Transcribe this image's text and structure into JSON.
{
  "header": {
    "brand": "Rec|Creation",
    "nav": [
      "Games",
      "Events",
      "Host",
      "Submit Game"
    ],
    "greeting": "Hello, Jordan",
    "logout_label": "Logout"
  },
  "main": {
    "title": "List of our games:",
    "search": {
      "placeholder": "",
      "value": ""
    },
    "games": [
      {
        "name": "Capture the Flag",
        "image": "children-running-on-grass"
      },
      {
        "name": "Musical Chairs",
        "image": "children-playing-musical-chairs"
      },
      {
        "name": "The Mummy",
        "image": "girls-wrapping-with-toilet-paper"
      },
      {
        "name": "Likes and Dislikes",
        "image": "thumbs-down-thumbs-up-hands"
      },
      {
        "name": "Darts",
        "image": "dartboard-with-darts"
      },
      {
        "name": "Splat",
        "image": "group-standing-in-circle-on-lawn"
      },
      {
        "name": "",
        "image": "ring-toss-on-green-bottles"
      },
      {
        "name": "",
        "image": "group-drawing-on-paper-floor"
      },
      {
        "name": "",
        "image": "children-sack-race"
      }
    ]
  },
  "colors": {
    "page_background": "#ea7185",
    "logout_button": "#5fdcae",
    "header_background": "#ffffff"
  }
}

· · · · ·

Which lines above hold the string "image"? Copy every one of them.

Transcribe this image's text and structure into JSON.
        "image": "children-running-on-grass"
        "image": "children-playing-musical-chairs"
        "image": "girls-wrapping-with-toilet-paper"
        "image": "thumbs-down-thumbs-up-hands"
        "image": "dartboard-with-darts"
        "image": "group-standing-in-circle-on-lawn"
        "image": "ring-toss-on-green-bottles"
        "image": "group-drawing-on-paper-floor"
        "image": "children-sack-race"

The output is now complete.